> [The task]
Where a line holds the word "Настройки", copy that line from the data below.

---- Dataset content

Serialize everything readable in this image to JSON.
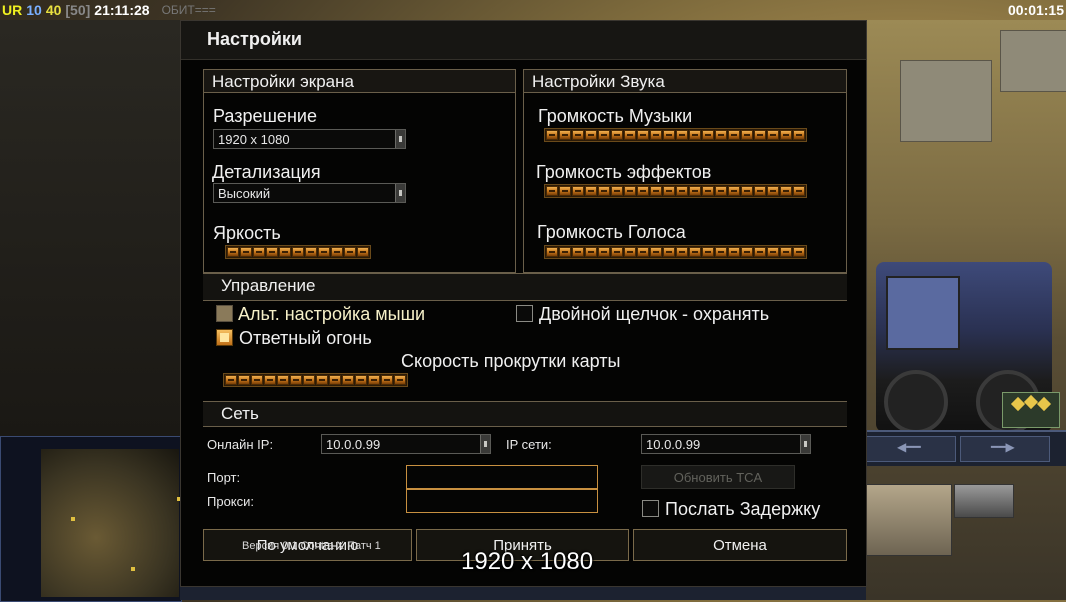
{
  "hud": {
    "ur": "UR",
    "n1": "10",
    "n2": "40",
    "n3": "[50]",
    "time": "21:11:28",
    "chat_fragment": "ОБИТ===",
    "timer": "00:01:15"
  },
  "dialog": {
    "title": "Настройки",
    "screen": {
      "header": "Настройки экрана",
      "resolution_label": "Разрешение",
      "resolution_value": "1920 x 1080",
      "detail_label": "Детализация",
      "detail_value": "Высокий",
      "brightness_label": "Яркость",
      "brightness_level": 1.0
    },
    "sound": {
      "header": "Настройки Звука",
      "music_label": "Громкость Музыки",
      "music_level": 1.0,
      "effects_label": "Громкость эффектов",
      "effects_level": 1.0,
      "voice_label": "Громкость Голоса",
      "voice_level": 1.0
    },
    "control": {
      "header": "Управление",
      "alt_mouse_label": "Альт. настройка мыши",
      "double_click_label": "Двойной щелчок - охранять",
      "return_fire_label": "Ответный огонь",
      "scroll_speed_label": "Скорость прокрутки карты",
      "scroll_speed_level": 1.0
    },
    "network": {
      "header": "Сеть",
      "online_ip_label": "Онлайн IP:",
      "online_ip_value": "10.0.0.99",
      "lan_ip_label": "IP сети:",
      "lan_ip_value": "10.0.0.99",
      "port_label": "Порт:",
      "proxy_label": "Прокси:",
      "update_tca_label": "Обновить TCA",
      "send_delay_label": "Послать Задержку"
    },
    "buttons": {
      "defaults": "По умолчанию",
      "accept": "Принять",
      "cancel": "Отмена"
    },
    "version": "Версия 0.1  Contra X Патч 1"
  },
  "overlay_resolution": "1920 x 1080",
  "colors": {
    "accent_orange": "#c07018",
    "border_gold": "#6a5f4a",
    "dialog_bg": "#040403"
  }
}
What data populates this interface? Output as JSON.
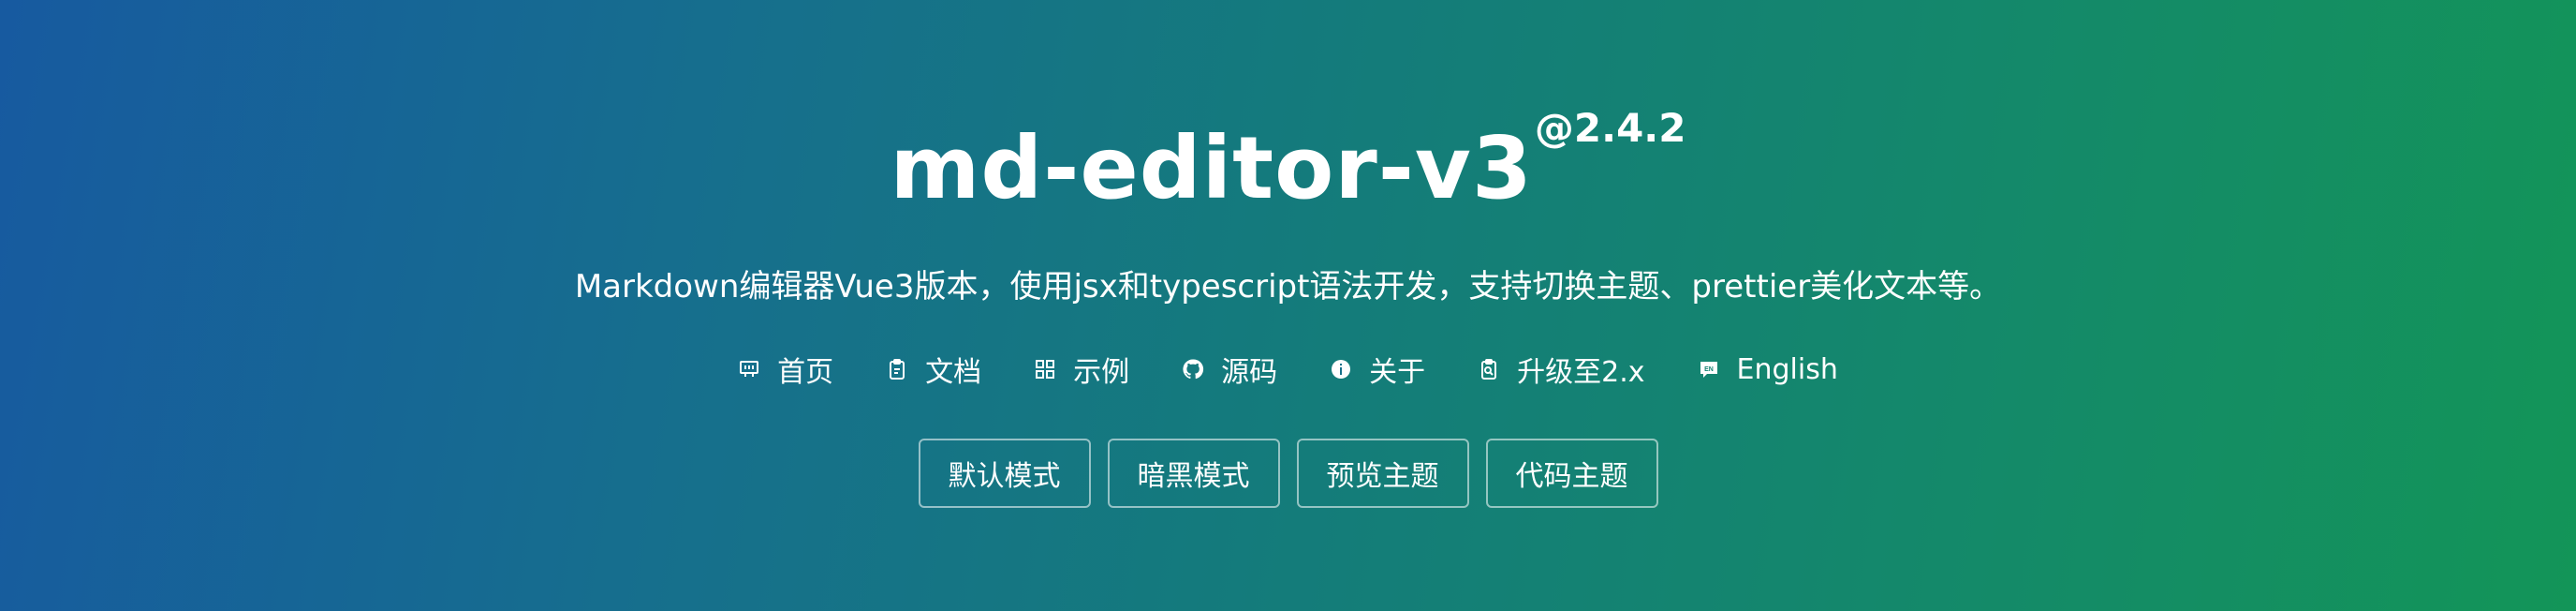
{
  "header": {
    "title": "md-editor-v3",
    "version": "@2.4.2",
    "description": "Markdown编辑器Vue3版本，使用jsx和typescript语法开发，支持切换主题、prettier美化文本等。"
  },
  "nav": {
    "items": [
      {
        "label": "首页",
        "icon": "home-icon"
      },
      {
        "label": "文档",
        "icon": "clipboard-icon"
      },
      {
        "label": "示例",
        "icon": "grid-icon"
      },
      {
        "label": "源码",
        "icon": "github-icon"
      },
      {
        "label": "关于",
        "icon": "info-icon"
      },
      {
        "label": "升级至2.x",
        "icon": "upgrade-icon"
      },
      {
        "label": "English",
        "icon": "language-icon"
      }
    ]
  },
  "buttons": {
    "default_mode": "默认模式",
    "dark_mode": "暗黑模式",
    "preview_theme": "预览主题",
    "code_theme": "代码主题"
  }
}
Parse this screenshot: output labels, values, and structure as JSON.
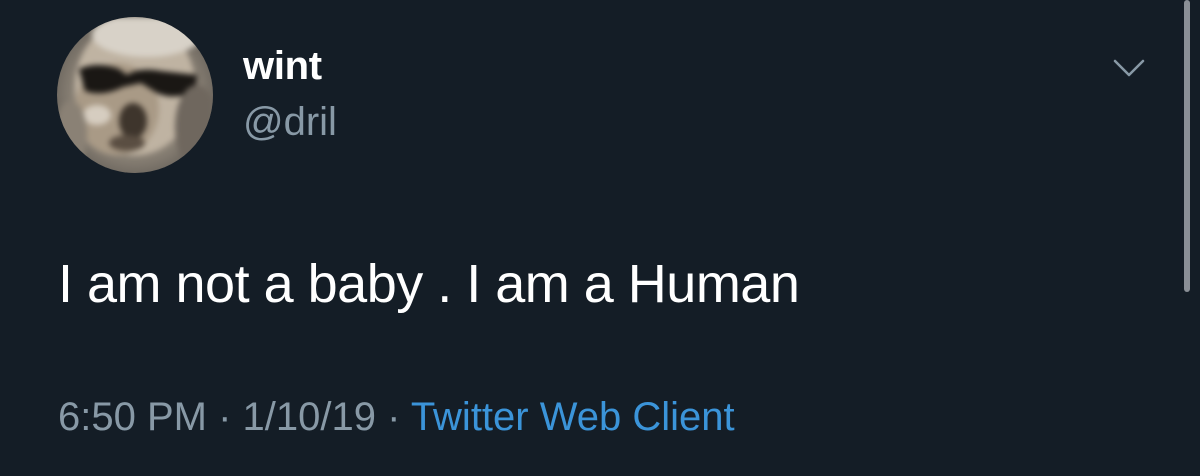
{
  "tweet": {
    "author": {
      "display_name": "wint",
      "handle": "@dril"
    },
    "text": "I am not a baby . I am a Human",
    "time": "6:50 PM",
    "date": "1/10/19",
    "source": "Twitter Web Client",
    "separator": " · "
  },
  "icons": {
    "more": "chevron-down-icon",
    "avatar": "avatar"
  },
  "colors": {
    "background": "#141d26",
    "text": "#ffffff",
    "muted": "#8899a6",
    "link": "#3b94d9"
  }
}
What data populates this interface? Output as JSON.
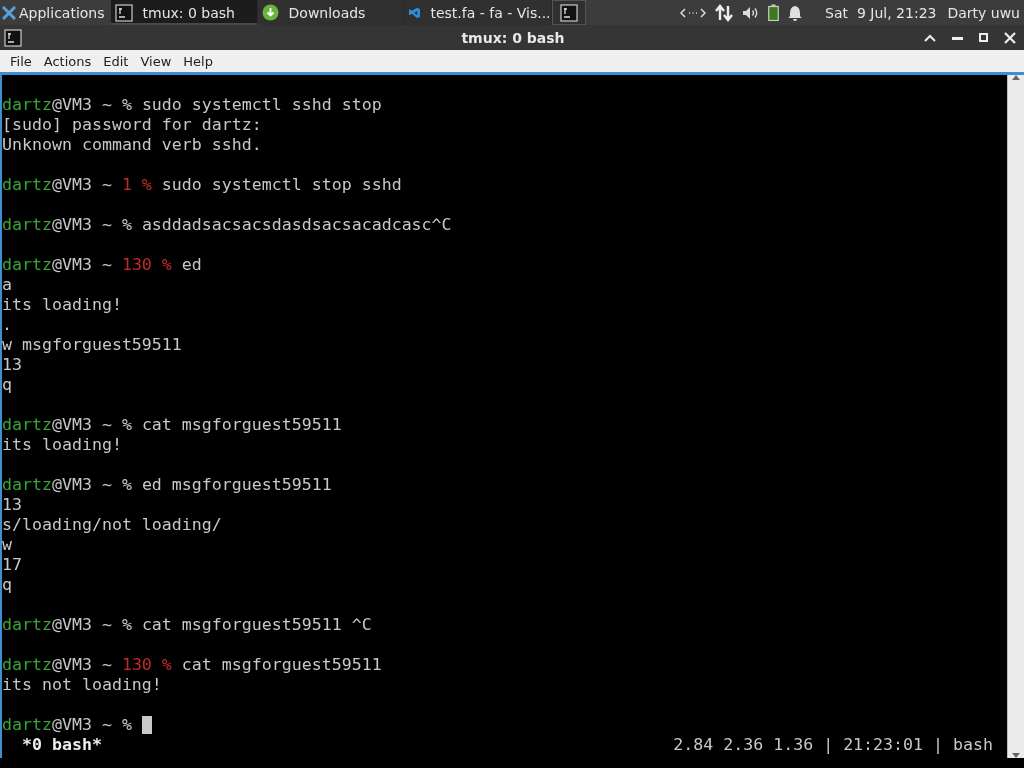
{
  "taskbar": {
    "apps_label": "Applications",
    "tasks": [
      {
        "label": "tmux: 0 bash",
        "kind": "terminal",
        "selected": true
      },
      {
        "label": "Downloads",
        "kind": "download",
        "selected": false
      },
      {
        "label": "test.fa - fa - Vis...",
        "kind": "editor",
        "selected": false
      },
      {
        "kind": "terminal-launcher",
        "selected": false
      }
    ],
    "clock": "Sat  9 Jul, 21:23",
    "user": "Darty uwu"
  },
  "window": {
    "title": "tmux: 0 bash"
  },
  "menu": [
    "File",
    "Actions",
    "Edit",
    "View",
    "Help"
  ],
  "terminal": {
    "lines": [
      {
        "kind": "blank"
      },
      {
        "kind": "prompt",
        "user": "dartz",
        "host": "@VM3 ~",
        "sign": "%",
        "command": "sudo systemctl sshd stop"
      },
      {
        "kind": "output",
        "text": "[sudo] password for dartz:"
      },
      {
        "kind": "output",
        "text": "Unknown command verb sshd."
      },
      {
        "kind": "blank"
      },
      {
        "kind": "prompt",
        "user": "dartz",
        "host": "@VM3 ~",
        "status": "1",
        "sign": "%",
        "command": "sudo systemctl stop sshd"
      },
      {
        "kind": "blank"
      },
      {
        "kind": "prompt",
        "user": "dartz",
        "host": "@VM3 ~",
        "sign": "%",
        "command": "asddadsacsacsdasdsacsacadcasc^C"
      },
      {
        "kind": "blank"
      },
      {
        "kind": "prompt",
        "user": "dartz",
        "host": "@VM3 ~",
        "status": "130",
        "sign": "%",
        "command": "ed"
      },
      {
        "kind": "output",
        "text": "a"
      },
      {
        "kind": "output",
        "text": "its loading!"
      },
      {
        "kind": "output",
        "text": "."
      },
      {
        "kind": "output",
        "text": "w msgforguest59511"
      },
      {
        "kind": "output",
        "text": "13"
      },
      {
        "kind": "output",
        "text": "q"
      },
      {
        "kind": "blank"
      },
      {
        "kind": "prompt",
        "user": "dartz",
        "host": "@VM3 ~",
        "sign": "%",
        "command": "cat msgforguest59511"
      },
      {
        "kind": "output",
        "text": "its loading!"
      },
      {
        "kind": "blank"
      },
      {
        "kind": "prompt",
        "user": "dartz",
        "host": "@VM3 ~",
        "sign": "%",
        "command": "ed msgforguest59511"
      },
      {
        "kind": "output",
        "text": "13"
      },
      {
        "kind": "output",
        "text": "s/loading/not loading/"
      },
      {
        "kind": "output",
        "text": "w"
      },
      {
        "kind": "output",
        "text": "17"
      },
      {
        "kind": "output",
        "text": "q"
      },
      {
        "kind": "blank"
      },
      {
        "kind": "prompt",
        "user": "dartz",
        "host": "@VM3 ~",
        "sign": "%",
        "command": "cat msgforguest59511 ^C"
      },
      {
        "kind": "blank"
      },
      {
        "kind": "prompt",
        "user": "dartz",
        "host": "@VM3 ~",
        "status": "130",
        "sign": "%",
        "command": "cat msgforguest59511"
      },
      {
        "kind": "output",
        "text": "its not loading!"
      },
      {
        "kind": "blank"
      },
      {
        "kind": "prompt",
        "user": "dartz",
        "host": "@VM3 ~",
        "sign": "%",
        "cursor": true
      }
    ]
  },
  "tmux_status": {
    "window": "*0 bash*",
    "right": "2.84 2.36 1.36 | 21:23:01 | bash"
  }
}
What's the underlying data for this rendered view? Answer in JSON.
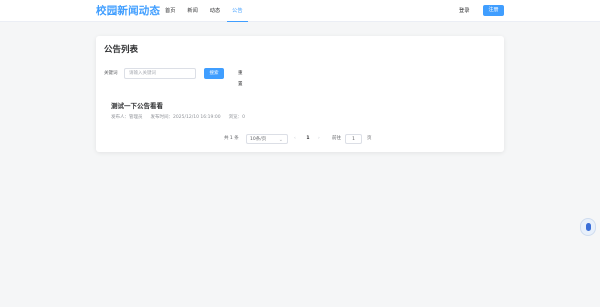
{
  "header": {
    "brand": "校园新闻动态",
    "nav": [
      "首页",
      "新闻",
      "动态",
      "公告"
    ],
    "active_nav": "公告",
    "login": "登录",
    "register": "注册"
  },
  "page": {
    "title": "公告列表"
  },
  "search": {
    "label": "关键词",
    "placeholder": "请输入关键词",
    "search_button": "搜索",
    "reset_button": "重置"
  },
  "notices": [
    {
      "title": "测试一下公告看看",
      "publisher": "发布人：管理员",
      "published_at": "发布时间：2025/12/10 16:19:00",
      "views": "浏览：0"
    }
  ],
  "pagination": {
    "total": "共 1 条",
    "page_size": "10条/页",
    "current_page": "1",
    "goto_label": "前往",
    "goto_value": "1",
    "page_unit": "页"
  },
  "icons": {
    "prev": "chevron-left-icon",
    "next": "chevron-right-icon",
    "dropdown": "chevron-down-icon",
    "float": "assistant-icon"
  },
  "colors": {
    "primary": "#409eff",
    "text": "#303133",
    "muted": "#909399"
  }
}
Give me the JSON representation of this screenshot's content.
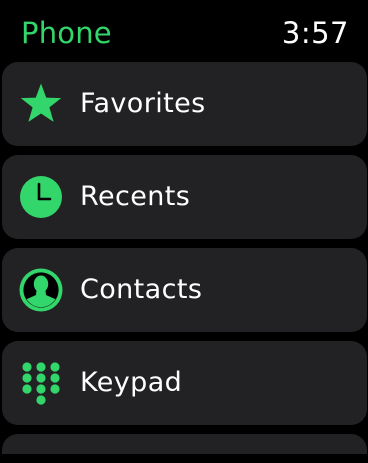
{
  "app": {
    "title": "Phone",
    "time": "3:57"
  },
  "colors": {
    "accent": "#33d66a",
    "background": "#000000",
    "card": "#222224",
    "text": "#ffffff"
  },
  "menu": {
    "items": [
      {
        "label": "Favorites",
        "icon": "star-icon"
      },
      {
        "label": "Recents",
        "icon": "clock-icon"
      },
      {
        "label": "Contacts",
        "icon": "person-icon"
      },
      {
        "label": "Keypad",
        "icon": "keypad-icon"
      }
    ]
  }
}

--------

> [Answer box]
    "title": "Настройки",
      "header": "Настройки экрана",
      "header": "Настройки Звука",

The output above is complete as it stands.